    Even God’s adopted children naturally assume we need to protect ourselves, or have our government or nation protect us. Nations and people invest a great deal in various means of protection. But, of course, despite all that investment, people, governments and nations sometimes fail to protect. They sometimes prove to be less than adequate defenders and protectors.

    Yet God’s protection never fails. Because God is a stronghold in times of trouble, God’s people can trust in the Lord. God, after all, never abandons the Lord’s people. God walks with God’s sons and daughters through the valleys of the shadow of death. God stays with God’s children as they walk through deep water and fiery trials.

    This affirmation, however, requires some careful explanation. Even the psalmist, after all, experiences persecution. His enemies “persecute” (13) him, perhaps even bringing him to death’s doorstep. Verse 18 at least suggests the needy are sometimes “forgotten” and their hopes sometimes “perish.” Evil “men” and “nations” sometimes “triumph” (19).

    Our own experiences also show that bad things sometimes happen to God’s adopted children. We too suffer loss, heartache, grief and misery. Certainly God’s currently oppressed people in places like the Middle East and other parts of the world know what it is to suffer.

    So those who preach and teach Psalm 9 will want to explore just what God’s protection entails. We note, first, there is a wisdom element to the poet’s profession. That is to say, the psalmist has observed how God serves as a stronghold and refuge for the oppressed she knows. She has seen and personally experienced how trustworthy God is.

    Moreover, Psalm 9’s preachers and teachers will want to note that even the misery God’s people sometimes experience cannot separate them from God’s abiding love in Jesus Christ. Even when God’s people walk through various fiery trials, deep waters and dark valleys, God stays right with them.

    What’s more, the enemies of God and God’s people will not get the last word. The needy may be forgotten on this side of heaven’s curtain. The afflicted may cry out. Hope may die. Yet in the end God will swallow up Satan, sin and death at the return of Jesus Christ. In the new creation there will be no room for oppression, misery, suffering and weeping. It will, instead, forever resound with the sounds of praise and thanksgiving to God.

    Finally, God’s protection of those God loves invites God’s children to walk alongside the oppressed and others who are enduring times of trouble. Psalm 9 implies an ethics of care for those who are beleaguered, especially those on society’s margins.
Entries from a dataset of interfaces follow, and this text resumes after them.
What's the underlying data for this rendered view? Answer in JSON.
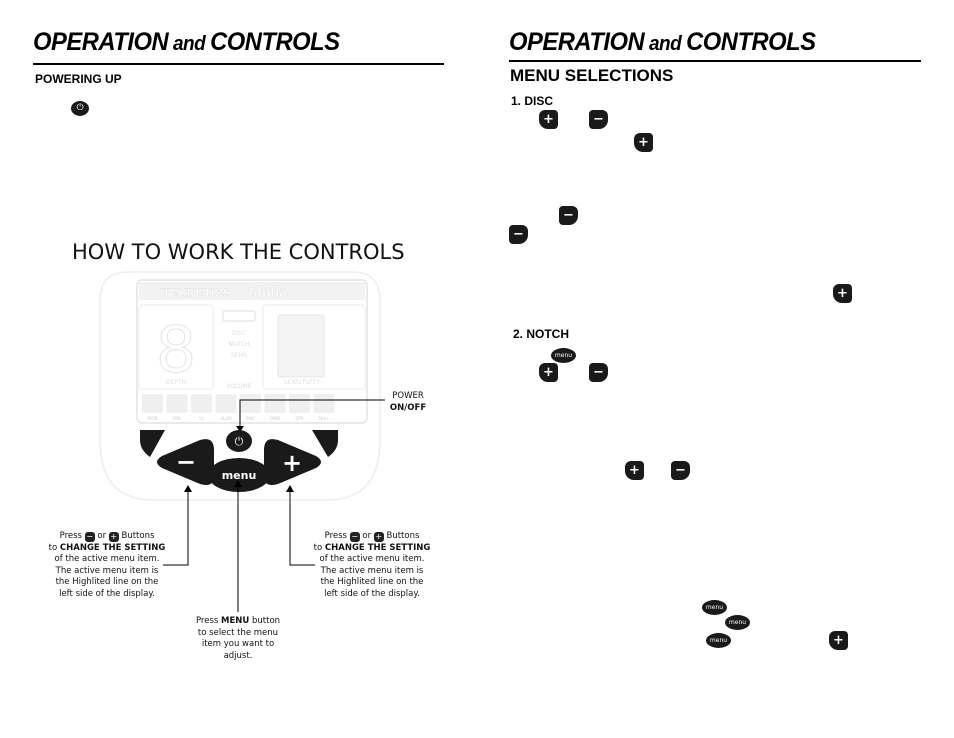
{
  "left": {
    "title_main": "OPERATION",
    "title_and": " and ",
    "title_end": "CONTROLS",
    "powering_up": "POWERING UP",
    "how_to": "HOW TO WORK THE CONTROLS",
    "device": {
      "brand": "TEKNETICS",
      "model": "Alpha",
      "digit": "8",
      "depth": "DEPTH",
      "menu_items": [
        "DISC",
        "NOTCH",
        "SENS"
      ],
      "volume": "VOLUME",
      "sensitivity": "SENSITIVITY",
      "target_labels": [
        "IRON",
        "FOIL",
        "5¢",
        "ALUM",
        "ZINC",
        "DIME",
        "QTR",
        "50¢+"
      ],
      "menu_button": "menu",
      "plus": "+",
      "minus": "−"
    },
    "power_label": "POWER",
    "power_onoff": "ON/OFF",
    "callout_left": {
      "press": "Press",
      "or": "or",
      "buttons": "Buttons",
      "to": "to",
      "change": "CHANGE THE SETTING",
      "rest": "of the active menu item. The active menu item is the Highlited line on the left side of the display."
    },
    "callout_right": {
      "press": "Press",
      "or": "or",
      "buttons": "Buttons",
      "to": "to",
      "change": "CHANGE THE SETTING",
      "rest": "of the active menu item. The active menu item is the Highlited line on the left side of the display."
    },
    "callout_menu": {
      "press": "Press",
      "menu": "MENU",
      "rest1": "button",
      "rest2": "to select the menu item you want to adjust."
    }
  },
  "right": {
    "title_main": "OPERATION",
    "title_and": " and ",
    "title_end": "CONTROLS",
    "menu_selections": "MENU SELECTIONS",
    "disc": "1. DISC",
    "notch": "2. NOTCH",
    "plus": "+",
    "minus": "−",
    "menu": "menu"
  }
}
It invites God’s adopted children to help serve as a kind of refuge and stronghold for those unjustly treated.

    Those who preach and teach Psalm 9 may want to note its thematic links to the other lessons the Lectionary appoints for this Sunday. In the first lesson, I Samuel 17, God is a refuge and stronghold for the young David in his confrontation with his enemy Goliath. The Second Lesson, 2 Corinthians 6:1-13, refers to Paul’s experience of God’s help and salvation when he underwent various “afflictions, hardships and calamities.” Mark 4’s Gospel Lesson also refers to God’s help in times of trouble such as what Jesus’ disciples experienced during the storm that threatened to drown them.

    (for help with the other psalm appointed for the day, Psalm 133, please consult the April 6, 2015 starter)

    Illustration Idea

    As I write this, news of the hacking of millions of American federal workers’ most sensitive data seems to be getting worse and worse. Despite the government’s best efforts to protect that information, the hacking seems to have left millions of people vulnerable to financial fraud and theft.

    Currently no one knows just who invaded the “stronghold” that is the American government’s computer network. But it’s interesting that “nations” are currently blaming at each other.

  • Lectionary Epistle +

    2 Corinthians 6:1-13

    Author: Stan Mast